A hedge fund is a private investment fund open only to sophisticated investors. Depending on the type of fund, the investor may need to fulfill the requirement of “accredited investor” or “qualified client.” In most states, hedge funds are not required to register with the Securities and Exchange Commission and are therefore often regarded as “secretive” or “unregulated.” In actuality, there have been limited regulations placed upon the hedge fund industry and there is a push to have more regulations enacted.
There are an estimated 10,000+ hedge funds in the U.S. today. Hedge Funds are estimated to manage approximately $3 trillion in assets, but because all hedge fund data is self-reported, the exact number is unknown. Estimates of new assets flowing into hedge funds exceed $60 billion on average for the last few years.
The term “hedge” is used loosely and does not always mean that a hedging technique is being used. In fact, hedge funds use a wide array of strategies, and sometimes they are not “hedged” against the market at all.
Hedge funds are usually structured as partnerships, with the general partner being the portfolio manager, making the investment decisions, and the limited partners are the investors. Hedge fund managers aim to produce much higher returns than mutual funds or other investment vehicles and try not to be dependent upon the market. Many times, markets with high volatility are even preferred, since this sometimes yields the highest returns.
While hedge funds themselves have few regulations, hedge fund managers and traders are subject to the same market rules and regulations as any other trader. The beauty of hedge funds is that they can employ a multitude of strategies and they can invest in more asset classes than mutual funds can. This may include real estate, art, PIPEs, soybeans, even website domain names.
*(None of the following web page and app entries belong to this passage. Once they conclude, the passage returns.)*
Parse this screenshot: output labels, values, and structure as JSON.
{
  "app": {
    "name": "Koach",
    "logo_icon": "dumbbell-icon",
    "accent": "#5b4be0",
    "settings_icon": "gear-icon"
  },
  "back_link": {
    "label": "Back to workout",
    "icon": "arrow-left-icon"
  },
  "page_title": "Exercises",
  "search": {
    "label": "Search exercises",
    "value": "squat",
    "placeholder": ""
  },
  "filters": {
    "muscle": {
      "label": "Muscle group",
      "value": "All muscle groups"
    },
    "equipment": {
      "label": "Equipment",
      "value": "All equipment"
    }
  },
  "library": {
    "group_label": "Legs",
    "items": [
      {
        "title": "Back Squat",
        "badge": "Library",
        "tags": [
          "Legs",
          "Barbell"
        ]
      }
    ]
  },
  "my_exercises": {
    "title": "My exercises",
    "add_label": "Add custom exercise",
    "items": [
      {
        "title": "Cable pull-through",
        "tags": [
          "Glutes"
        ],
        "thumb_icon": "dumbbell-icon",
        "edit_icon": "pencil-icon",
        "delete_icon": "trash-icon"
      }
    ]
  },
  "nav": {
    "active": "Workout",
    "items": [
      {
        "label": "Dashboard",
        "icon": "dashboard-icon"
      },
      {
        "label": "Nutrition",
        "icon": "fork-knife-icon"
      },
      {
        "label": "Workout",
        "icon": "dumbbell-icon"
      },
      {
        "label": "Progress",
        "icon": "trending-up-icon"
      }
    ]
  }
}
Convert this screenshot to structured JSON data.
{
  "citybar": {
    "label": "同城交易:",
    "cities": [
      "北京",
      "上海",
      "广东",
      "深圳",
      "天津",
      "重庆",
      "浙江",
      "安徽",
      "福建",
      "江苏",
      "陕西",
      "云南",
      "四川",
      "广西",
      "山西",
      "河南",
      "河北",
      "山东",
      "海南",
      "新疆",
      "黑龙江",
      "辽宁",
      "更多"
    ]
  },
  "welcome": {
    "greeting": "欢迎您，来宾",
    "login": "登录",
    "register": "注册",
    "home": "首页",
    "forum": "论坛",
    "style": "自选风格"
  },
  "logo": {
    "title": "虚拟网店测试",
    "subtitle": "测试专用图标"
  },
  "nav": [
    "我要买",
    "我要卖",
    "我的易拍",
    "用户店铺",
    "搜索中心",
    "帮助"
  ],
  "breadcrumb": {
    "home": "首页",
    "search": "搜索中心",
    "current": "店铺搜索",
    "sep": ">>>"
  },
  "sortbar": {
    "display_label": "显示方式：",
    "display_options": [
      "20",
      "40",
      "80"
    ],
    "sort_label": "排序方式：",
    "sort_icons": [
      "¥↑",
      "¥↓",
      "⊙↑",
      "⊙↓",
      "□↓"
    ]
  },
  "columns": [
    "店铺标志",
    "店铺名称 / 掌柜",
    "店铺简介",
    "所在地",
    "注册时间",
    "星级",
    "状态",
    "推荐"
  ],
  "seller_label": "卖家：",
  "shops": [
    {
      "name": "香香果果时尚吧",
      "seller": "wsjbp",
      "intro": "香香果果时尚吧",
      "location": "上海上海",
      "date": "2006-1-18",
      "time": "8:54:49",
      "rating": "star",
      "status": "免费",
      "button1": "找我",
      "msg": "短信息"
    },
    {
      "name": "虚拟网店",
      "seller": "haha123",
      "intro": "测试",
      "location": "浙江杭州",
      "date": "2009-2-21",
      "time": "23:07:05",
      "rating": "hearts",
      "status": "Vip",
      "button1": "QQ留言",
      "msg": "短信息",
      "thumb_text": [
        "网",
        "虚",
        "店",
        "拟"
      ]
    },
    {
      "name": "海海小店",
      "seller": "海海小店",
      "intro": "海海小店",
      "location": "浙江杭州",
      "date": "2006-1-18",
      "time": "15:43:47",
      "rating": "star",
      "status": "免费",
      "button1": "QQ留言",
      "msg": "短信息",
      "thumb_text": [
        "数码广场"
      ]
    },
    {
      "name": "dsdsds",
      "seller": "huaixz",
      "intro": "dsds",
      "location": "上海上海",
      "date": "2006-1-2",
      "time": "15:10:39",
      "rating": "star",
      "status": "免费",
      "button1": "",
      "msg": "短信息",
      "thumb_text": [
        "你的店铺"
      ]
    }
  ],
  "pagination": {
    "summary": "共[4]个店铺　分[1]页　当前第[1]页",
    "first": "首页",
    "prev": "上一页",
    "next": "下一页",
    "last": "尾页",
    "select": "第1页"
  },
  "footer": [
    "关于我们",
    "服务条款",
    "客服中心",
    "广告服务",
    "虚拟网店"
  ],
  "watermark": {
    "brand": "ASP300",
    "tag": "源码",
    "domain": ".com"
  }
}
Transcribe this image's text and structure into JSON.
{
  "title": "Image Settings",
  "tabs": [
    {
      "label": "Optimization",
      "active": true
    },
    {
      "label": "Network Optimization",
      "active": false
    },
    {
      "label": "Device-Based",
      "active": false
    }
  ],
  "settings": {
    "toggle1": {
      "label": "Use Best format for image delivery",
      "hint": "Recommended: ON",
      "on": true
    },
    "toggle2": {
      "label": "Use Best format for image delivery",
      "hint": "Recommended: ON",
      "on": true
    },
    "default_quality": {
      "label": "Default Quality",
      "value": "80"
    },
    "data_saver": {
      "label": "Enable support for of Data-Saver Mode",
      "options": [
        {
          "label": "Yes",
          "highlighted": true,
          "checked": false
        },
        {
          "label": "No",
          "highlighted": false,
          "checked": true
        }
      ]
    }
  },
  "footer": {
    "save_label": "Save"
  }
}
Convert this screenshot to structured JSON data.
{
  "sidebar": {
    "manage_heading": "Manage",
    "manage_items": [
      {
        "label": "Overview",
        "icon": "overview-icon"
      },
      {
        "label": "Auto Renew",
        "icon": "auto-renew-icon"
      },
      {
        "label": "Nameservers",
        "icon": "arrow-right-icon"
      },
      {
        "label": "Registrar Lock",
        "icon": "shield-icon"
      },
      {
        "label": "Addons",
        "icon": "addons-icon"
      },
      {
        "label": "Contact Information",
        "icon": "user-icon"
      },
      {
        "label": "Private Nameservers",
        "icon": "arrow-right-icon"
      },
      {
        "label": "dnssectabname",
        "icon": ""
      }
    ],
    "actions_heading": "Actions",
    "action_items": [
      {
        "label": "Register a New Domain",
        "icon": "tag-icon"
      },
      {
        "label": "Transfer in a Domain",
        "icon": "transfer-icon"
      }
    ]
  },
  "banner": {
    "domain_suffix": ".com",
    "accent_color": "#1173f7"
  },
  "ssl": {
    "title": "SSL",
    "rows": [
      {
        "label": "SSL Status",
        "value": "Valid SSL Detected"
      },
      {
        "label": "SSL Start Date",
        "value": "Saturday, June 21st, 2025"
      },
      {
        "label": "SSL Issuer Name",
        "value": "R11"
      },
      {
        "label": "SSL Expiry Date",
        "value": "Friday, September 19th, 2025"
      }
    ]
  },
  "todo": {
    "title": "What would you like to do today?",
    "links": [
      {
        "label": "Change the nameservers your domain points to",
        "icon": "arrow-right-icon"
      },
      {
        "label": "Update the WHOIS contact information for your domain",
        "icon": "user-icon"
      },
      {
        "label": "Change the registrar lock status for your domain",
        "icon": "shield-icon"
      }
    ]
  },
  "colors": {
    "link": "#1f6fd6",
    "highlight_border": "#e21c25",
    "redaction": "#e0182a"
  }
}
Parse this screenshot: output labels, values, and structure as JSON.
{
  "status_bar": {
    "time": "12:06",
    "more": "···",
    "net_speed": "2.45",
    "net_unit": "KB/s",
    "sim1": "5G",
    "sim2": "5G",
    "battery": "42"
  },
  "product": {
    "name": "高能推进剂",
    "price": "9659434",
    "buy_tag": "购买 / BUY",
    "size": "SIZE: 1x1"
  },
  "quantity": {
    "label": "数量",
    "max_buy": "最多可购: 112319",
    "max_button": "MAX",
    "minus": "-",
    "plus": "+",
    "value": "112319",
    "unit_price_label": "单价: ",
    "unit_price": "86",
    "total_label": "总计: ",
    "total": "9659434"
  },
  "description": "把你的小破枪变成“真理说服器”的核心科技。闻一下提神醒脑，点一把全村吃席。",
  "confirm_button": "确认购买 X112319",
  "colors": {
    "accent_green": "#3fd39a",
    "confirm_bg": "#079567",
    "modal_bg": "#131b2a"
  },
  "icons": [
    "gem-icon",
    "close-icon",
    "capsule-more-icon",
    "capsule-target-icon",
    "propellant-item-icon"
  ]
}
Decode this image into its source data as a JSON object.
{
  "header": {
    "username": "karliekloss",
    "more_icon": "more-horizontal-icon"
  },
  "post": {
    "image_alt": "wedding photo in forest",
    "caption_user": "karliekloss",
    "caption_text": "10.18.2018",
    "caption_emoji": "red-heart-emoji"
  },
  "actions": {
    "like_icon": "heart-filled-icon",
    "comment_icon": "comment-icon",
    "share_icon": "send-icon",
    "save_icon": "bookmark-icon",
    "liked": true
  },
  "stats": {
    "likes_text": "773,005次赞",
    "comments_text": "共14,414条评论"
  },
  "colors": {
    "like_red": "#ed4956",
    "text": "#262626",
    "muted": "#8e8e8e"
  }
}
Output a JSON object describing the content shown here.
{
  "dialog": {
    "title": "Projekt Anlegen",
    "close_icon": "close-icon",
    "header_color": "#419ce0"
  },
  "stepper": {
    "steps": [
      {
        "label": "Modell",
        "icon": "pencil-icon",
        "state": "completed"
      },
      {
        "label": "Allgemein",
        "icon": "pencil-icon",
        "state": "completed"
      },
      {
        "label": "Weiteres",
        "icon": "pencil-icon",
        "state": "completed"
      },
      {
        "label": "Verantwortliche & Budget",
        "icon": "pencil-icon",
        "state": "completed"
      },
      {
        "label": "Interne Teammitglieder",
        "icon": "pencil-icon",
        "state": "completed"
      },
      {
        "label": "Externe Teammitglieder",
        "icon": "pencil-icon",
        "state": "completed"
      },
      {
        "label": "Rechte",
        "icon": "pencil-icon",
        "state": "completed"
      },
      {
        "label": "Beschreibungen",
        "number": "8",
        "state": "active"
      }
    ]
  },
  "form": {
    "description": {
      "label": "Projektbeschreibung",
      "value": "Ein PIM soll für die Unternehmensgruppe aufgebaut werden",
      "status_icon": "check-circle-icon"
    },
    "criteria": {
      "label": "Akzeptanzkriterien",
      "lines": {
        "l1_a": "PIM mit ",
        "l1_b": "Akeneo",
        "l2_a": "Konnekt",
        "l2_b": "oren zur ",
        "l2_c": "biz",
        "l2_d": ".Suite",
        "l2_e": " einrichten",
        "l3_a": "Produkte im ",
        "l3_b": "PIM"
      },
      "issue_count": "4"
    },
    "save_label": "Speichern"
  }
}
The hedge fund manager may also use more sophisticated and riskier techniques such as leverage, short-selling, asset-backed lending, arbitrage, or a variety of other techniques in order to garner maximum returns for investors. Hedge fund managers may also engage in derivatives trading. As the name implies, derivatives derive their price from an underlying security. Options and futures are forms of derivatives and there is a certain amount of leverage inherent in derivatives trading.
While investors may reap the benefits with above average returns, hedge funds do have the reputation of being riskier for a reason. This is why only a handful of investors are allowed to invest in a hedge fund; the SEC does not want the average, middle-class person to lose his life savings in a risky bet. Since hedge funds generally have very little transparency in comparison to mutual funds, the investor really has to do his homework. Conversely, the hedge fund manager must prove himself in order to gain the investors trust, and his money.
Another potential issue with hedge funds is liquidity. Mutual funds have a net asset value that is calculated each and every trading day and can thus be sold at the end of any trading day. Contrarily, most hedge funds have a “lockup period”. During the lockup period, investors are not allowed to sell their shares.